> Entries provided:
_ _ _ _ _ _ _
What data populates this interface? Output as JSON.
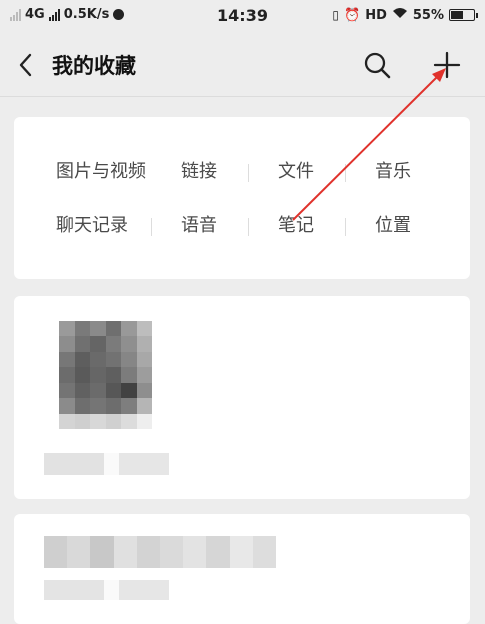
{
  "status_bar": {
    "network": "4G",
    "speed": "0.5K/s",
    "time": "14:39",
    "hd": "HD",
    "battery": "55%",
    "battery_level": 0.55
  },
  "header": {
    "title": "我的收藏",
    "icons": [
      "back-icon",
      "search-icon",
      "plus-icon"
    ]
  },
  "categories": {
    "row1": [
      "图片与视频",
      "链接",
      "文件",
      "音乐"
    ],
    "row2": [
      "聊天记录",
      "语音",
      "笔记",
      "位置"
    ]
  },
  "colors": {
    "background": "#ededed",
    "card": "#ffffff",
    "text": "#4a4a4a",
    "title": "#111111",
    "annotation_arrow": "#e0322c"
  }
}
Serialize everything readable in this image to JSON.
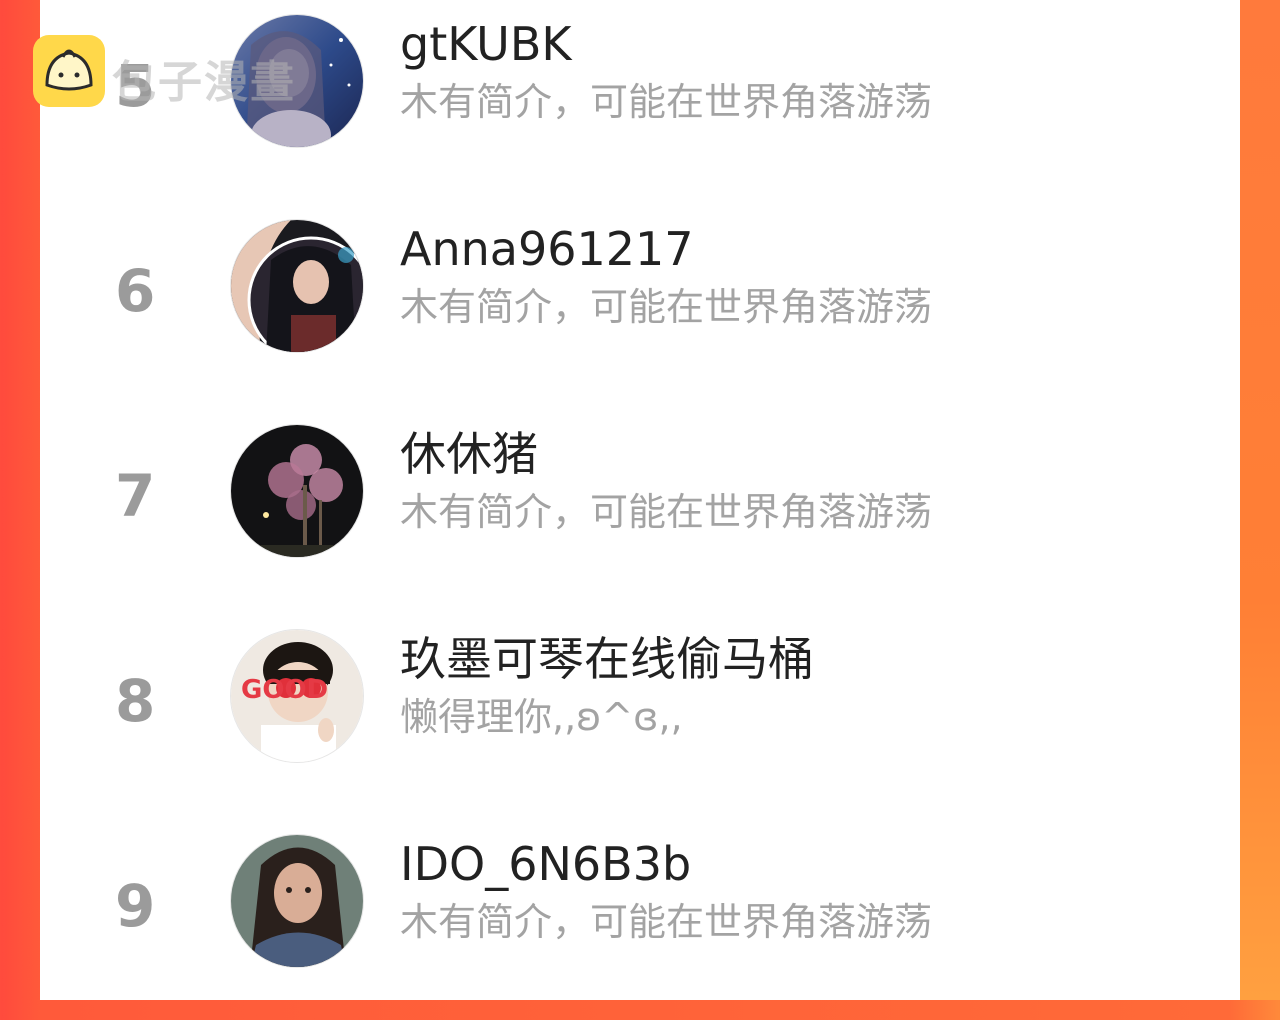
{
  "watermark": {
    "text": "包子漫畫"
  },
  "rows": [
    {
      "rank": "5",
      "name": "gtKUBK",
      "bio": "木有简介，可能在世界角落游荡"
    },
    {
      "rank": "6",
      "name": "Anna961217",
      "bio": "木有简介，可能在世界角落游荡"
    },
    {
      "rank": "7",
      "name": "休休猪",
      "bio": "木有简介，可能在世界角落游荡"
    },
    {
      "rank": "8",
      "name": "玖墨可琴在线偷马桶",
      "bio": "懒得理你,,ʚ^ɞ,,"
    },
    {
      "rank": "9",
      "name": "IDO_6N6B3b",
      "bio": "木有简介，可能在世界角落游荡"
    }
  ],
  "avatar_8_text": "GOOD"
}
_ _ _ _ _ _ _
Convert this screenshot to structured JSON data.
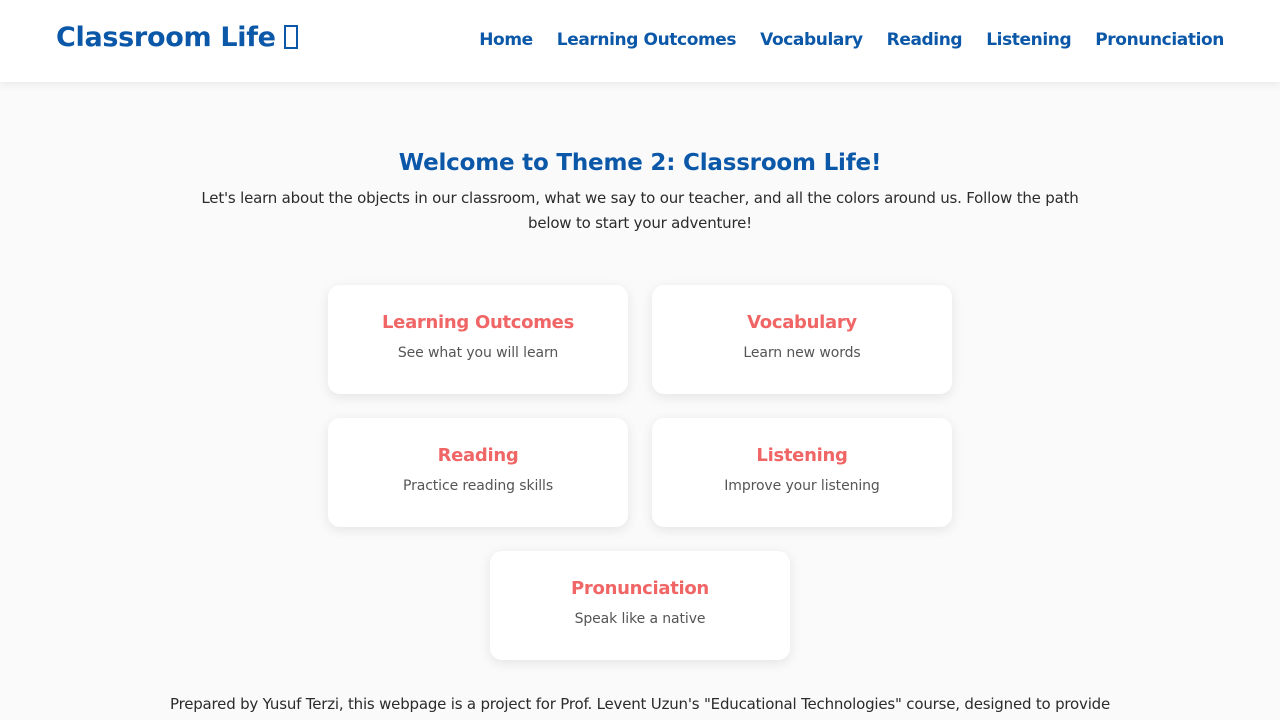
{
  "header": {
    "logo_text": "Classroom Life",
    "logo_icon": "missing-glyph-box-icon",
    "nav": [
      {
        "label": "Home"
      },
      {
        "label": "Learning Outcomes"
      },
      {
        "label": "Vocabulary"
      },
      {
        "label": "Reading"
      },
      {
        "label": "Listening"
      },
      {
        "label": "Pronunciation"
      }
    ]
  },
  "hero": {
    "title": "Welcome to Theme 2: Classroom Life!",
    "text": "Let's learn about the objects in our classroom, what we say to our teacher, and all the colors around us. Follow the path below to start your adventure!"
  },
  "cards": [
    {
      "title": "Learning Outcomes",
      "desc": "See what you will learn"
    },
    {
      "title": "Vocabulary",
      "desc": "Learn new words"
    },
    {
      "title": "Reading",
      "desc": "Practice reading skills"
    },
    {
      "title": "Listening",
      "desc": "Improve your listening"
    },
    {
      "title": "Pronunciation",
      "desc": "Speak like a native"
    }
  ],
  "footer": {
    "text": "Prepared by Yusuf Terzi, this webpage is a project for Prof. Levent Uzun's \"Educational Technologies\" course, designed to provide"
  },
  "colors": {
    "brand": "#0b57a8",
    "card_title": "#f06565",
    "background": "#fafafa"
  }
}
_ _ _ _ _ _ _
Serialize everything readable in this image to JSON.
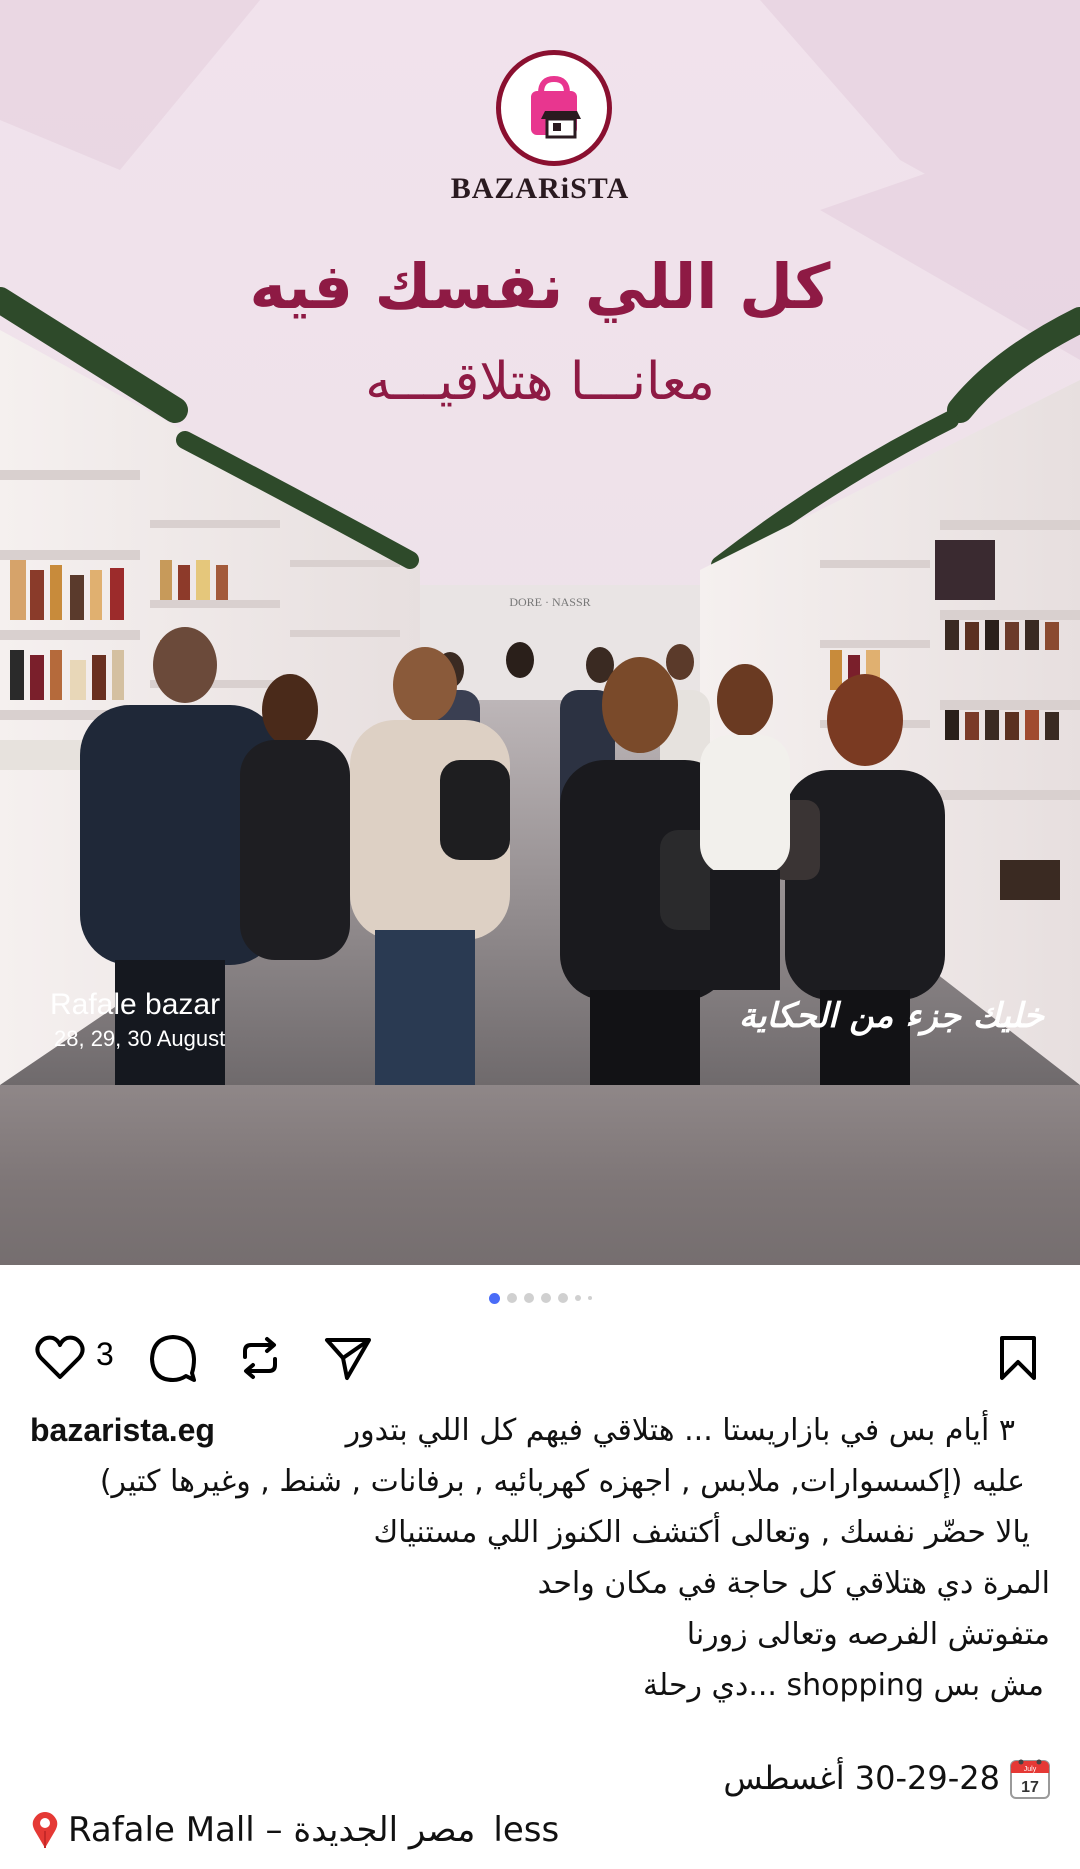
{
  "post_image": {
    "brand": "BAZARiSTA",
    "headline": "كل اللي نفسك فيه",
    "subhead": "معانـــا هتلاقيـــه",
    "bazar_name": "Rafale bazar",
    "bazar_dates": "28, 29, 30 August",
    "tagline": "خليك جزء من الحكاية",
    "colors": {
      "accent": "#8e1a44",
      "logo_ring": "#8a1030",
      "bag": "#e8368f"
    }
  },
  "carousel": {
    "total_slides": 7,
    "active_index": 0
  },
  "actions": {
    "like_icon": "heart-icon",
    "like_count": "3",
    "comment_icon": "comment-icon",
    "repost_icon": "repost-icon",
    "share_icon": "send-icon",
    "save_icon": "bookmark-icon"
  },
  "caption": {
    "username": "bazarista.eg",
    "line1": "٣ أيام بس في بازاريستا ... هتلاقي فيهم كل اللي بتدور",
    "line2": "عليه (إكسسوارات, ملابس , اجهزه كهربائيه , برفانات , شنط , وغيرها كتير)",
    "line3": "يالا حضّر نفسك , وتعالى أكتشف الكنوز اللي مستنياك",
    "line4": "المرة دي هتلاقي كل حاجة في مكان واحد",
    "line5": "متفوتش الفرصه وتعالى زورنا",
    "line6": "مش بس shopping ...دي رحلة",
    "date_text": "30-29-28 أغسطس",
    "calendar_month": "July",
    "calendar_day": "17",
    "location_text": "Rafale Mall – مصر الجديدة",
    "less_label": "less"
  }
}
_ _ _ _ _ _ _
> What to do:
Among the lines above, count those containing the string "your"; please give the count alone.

> Exercise response:
2